» ACTIVITY:
Where does "title" appear in the data? Return each line that holds it.

DATA SHOWN: Begin

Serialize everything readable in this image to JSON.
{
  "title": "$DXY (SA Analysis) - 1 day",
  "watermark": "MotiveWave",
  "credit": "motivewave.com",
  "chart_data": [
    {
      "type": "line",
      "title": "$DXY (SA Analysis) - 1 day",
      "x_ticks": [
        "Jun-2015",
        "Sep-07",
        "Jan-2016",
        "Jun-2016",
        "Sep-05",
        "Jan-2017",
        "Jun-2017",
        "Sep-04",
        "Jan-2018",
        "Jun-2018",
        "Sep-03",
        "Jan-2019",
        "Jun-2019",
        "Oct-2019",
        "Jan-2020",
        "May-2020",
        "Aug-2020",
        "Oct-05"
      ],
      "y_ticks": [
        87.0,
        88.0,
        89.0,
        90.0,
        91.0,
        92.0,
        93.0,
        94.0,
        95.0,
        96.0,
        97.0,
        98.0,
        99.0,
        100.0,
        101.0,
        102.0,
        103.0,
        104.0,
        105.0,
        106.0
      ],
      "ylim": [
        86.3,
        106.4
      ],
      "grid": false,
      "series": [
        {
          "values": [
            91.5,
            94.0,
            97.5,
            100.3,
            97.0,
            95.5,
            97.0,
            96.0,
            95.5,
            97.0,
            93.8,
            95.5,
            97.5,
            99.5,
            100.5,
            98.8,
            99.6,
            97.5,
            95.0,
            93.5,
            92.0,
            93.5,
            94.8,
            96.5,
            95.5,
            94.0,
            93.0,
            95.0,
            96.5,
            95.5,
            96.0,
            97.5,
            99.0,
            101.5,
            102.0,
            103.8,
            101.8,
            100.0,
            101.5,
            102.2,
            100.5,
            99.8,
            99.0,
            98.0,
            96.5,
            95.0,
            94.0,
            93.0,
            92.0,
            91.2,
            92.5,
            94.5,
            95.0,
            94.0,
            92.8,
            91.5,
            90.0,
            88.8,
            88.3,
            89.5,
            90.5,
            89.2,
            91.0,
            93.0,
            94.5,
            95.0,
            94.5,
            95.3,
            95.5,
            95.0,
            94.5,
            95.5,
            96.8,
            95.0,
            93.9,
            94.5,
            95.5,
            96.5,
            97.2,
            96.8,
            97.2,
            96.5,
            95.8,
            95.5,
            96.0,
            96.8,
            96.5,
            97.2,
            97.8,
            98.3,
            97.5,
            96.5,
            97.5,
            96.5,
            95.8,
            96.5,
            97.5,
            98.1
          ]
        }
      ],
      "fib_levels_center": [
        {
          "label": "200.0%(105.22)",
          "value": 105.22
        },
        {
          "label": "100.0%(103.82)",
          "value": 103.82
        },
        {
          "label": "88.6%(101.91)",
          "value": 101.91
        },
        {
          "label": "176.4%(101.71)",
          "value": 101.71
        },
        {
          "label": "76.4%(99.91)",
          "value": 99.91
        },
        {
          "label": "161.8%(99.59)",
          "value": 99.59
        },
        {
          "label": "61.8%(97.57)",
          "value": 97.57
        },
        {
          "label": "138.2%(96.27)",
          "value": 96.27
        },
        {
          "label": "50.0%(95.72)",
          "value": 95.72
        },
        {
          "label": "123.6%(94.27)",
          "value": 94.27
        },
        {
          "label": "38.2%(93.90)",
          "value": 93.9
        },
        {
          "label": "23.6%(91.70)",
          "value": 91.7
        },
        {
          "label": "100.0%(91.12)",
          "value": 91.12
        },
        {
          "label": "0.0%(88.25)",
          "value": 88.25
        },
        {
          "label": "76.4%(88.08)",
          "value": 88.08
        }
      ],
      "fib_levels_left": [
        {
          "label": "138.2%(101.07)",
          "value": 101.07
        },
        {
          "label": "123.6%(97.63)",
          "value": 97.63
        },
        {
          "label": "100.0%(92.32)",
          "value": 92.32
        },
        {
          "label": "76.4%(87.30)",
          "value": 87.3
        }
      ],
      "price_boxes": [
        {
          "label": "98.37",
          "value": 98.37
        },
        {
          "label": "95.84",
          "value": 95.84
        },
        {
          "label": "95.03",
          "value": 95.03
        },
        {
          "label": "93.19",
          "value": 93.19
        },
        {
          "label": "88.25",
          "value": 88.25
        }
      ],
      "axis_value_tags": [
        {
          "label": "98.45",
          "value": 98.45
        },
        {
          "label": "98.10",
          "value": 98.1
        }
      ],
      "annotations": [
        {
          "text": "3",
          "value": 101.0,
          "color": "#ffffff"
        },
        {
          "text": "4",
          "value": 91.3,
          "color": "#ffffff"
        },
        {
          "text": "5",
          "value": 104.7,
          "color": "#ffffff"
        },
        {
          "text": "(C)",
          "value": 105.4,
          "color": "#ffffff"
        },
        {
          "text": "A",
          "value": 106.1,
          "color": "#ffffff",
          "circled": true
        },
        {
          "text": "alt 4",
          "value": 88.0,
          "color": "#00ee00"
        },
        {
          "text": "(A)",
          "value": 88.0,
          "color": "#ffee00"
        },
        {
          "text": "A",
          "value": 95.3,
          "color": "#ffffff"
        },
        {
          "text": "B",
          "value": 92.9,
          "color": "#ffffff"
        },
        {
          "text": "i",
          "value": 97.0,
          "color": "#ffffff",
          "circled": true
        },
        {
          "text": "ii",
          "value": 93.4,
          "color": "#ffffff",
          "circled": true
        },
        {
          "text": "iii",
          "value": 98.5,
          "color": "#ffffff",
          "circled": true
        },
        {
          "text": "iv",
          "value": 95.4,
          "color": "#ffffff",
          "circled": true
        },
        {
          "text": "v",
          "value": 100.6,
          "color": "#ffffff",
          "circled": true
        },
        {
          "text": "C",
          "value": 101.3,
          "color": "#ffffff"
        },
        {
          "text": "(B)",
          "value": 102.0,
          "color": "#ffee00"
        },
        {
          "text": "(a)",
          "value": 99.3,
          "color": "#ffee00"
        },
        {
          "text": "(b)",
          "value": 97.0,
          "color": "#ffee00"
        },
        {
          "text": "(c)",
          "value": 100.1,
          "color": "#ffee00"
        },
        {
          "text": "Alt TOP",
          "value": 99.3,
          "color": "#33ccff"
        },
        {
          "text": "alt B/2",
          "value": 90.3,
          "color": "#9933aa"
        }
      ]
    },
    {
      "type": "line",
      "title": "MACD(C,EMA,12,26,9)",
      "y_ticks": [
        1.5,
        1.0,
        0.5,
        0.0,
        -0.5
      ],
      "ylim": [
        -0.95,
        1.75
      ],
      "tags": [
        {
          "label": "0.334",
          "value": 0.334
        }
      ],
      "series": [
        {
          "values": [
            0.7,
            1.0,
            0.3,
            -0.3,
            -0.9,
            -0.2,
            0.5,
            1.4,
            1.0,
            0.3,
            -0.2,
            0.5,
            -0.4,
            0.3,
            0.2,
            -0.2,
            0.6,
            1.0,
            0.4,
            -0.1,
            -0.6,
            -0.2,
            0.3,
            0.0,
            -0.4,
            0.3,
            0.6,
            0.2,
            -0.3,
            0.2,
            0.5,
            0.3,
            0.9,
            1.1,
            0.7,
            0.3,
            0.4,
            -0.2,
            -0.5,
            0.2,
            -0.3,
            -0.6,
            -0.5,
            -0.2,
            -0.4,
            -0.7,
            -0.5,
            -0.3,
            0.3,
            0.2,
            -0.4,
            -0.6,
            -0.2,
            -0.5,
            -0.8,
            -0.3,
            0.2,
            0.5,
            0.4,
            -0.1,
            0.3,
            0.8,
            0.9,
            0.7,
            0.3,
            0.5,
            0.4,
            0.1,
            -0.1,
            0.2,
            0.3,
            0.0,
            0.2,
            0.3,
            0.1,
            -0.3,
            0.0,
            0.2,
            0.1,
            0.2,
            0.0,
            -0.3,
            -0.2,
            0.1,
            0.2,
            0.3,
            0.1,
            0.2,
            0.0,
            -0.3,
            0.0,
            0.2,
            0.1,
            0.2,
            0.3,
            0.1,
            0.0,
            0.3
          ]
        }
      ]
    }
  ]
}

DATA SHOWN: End

» SOLVED EXERCISE:
  "title": "$DXY (SA Analysis) - 1 day",
      "title": "$DXY (SA Analysis) - 1 day",
      "title": "MACD(C,EMA,12,26,9)",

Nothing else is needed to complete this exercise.